### AIM OF THE EXERCISE:
Scan the records for the string "your", then copy each line that has it.

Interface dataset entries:
----------

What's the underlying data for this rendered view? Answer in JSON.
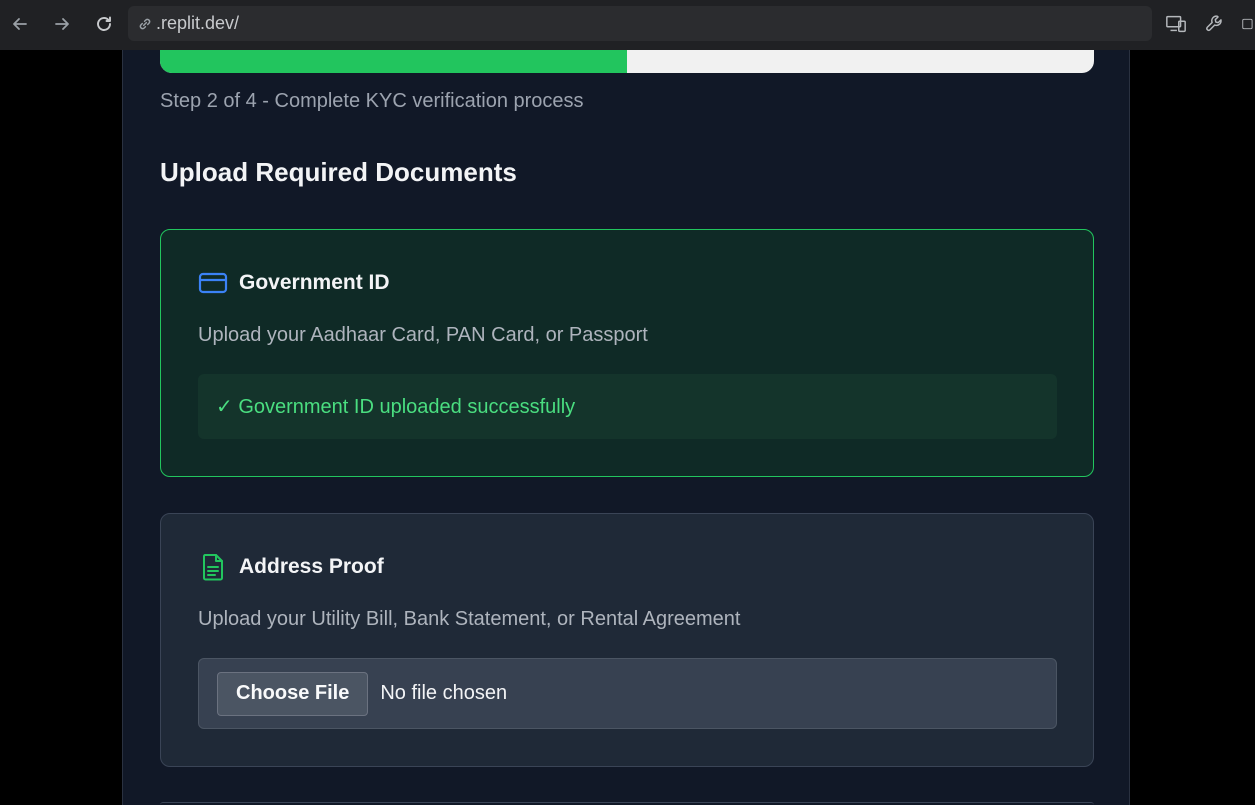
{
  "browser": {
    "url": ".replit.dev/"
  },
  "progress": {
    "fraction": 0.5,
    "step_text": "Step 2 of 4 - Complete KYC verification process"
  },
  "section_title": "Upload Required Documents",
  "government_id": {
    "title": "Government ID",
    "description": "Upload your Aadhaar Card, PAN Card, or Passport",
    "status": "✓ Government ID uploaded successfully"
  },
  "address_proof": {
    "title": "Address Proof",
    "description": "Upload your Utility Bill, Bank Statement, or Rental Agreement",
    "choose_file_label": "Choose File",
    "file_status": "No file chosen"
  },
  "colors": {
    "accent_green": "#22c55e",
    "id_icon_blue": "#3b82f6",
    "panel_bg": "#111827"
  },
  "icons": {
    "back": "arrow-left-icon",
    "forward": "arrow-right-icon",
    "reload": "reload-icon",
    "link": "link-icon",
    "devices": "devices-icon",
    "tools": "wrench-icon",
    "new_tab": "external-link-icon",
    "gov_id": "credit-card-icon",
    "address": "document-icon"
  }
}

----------

### FINISHED EXERCISE:
    "description": "Upload your Aadhaar Card, PAN Card, or Passport",
    "description": "Upload your Utility Bill, Bank Statement, or Rental Agreement",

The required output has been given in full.